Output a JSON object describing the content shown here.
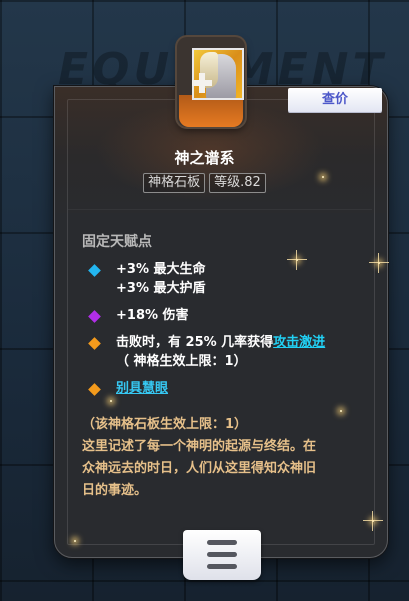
{
  "background": {
    "watermark": "EQUIPMENT"
  },
  "item": {
    "name": "神之谱系",
    "type_tag": "神格石板",
    "level_tag": "等级.82",
    "check_button": "查价"
  },
  "talent": {
    "section_title": "固定天赋点",
    "entries": [
      {
        "color": "#23b6f0",
        "lines": [
          "+3% 最大生命",
          "+3% 最大护盾"
        ]
      },
      {
        "color": "#b12ee8",
        "lines": [
          "+18% 伤害"
        ]
      },
      {
        "color": "#f39a1c",
        "line1_prefix": "击败时，有 25% 几率获得",
        "line1_link": "攻击激进",
        "line2": "（ 神格生效上限：1）"
      },
      {
        "color": "#f39a1c",
        "link": "别具慧眼"
      }
    ]
  },
  "description": {
    "limit": "（该神格石板生效上限：1）",
    "lines": [
      "这里记述了每一个神明的起源与终结。在",
      "众神远去的时日，人们从这里得知众神旧",
      "日的事迹。"
    ]
  },
  "icons": {
    "menu": "hamburger-menu-icon",
    "portrait": "deity-portrait-icon",
    "plus": "plus-icon"
  }
}
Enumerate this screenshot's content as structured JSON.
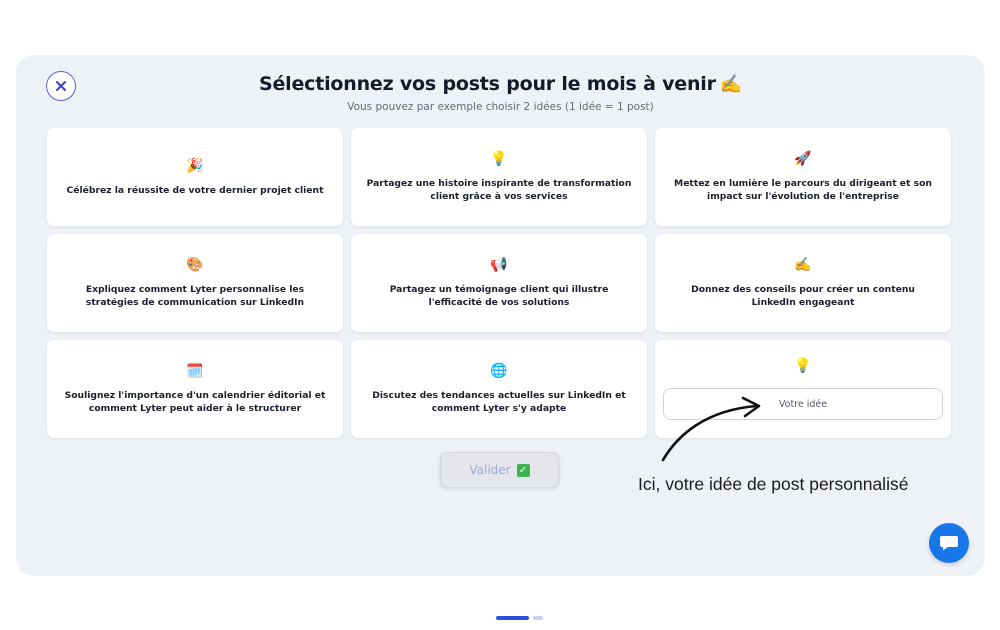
{
  "header": {
    "title": "Sélectionnez vos posts pour le mois à venir",
    "title_emoji": "✍️",
    "subtitle": "Vous pouvez par exemple choisir 2 idées (1 idée = 1 post)"
  },
  "cards": [
    {
      "icon": "party-popper-icon",
      "emoji": "🎉",
      "text": "Célébrez la réussite de votre dernier projet client"
    },
    {
      "icon": "lightbulb-icon",
      "emoji": "💡",
      "text": "Partagez une histoire inspirante de transformation client grâce à vos services"
    },
    {
      "icon": "rocket-icon",
      "emoji": "🚀",
      "text": "Mettez en lumière le parcours du dirigeant et son impact sur l'évolution de l'entreprise"
    },
    {
      "icon": "palette-icon",
      "emoji": "🎨",
      "text": "Expliquez comment Lyter personnalise les stratégies de communication sur LinkedIn"
    },
    {
      "icon": "megaphone-icon",
      "emoji": "📢",
      "text": "Partagez un témoignage client qui illustre l'efficacité de vos solutions"
    },
    {
      "icon": "writing-hand-icon",
      "emoji": "✍️",
      "text": "Donnez des conseils pour créer un contenu LinkedIn engageant"
    },
    {
      "icon": "calendar-icon",
      "emoji": "🗓️",
      "text": "Soulignez l'importance d'un calendrier éditorial et comment Lyter peut aider à le structurer"
    },
    {
      "icon": "globe-icon",
      "emoji": "🌐",
      "text": "Discutez des tendances actuelles sur LinkedIn et comment Lyter s'y adapte"
    }
  ],
  "custom_idea": {
    "icon": "lightbulb-icon",
    "emoji": "💡",
    "placeholder": "Votre idée"
  },
  "validate_button": {
    "label": "Valider",
    "icon": "check-mark-icon",
    "glyph": "✓"
  },
  "annotation": "Ici, votre idée de post personnalisé",
  "pagination": {
    "pages": 2,
    "current": 1
  },
  "colors": {
    "panel_bg": "#eef1f6",
    "accent": "#5b5fe0",
    "active_dot": "#2d4fe0",
    "chat_button": "#1877e8",
    "check_green": "#3eb34d"
  }
}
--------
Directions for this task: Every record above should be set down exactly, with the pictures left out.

Solution to this problem:
Output a JSON object describing the content shown here.
{
  "background": {
    "watermark": "EQUIPMENT"
  },
  "item": {
    "name": "神之谱系",
    "type_tag": "神格石板",
    "level_tag": "等级.82",
    "check_button": "查价"
  },
  "talent": {
    "section_title": "固定天赋点",
    "entries": [
      {
        "color": "#23b6f0",
        "lines": [
          "+3% 最大生命",
          "+3% 最大护盾"
        ]
      },
      {
        "color": "#b12ee8",
        "lines": [
          "+18% 伤害"
        ]
      },
      {
        "color": "#f39a1c",
        "line1_prefix": "击败时，有 25% 几率获得",
        "line1_link": "攻击激进",
        "line2": "（ 神格生效上限：1）"
      },
      {
        "color": "#f39a1c",
        "link": "别具慧眼"
      }
    ]
  },
  "description": {
    "limit": "（该神格石板生效上限：1）",
    "lines": [
      "这里记述了每一个神明的起源与终结。在",
      "众神远去的时日，人们从这里得知众神旧",
      "日的事迹。"
    ]
  },
  "icons": {
    "menu": "hamburger-menu-icon",
    "portrait": "deity-portrait-icon",
    "plus": "plus-icon"
  }
}
Enumerate this screenshot's content as structured JSON.
{
  "header": {
    "title": "Sélectionnez vos posts pour le mois à venir",
    "title_emoji": "✍️",
    "subtitle": "Vous pouvez par exemple choisir 2 idées (1 idée = 1 post)"
  },
  "cards": [
    {
      "icon": "party-popper-icon",
      "emoji": "🎉",
      "text": "Célébrez la réussite de votre dernier projet client"
    },
    {
      "icon": "lightbulb-icon",
      "emoji": "💡",
      "text": "Partagez une histoire inspirante de transformation client grâce à vos services"
    },
    {
      "icon": "rocket-icon",
      "emoji": "🚀",
      "text": "Mettez en lumière le parcours du dirigeant et son impact sur l'évolution de l'entreprise"
    },
    {
      "icon": "palette-icon",
      "emoji": "🎨",
      "text": "Expliquez comment Lyter personnalise les stratégies de communication sur LinkedIn"
    },
    {
      "icon": "megaphone-icon",
      "emoji": "📢",
      "text": "Partagez un témoignage client qui illustre l'efficacité de vos solutions"
    },
    {
      "icon": "writing-hand-icon",
      "emoji": "✍️",
      "text": "Donnez des conseils pour créer un contenu LinkedIn engageant"
    },
    {
      "icon": "calendar-icon",
      "emoji": "🗓️",
      "text": "Soulignez l'importance d'un calendrier éditorial et comment Lyter peut aider à le structurer"
    },
    {
      "icon": "globe-icon",
      "emoji": "🌐",
      "text": "Discutez des tendances actuelles sur LinkedIn et comment Lyter s'y adapte"
    }
  ],
  "custom_idea": {
    "icon": "lightbulb-icon",
    "emoji": "💡",
    "placeholder": "Votre idée"
  },
  "validate_button": {
    "label": "Valider",
    "icon": "check-mark-icon",
    "glyph": "✓"
  },
  "annotation": "Ici, votre idée de post personnalisé",
  "pagination": {
    "pages": 2,
    "current": 1
  },
  "colors": {
    "panel_bg": "#eef1f6",
    "accent": "#5b5fe0",
    "active_dot": "#2d4fe0",
    "chat_button": "#1877e8",
    "check_green": "#3eb34d"
  }
}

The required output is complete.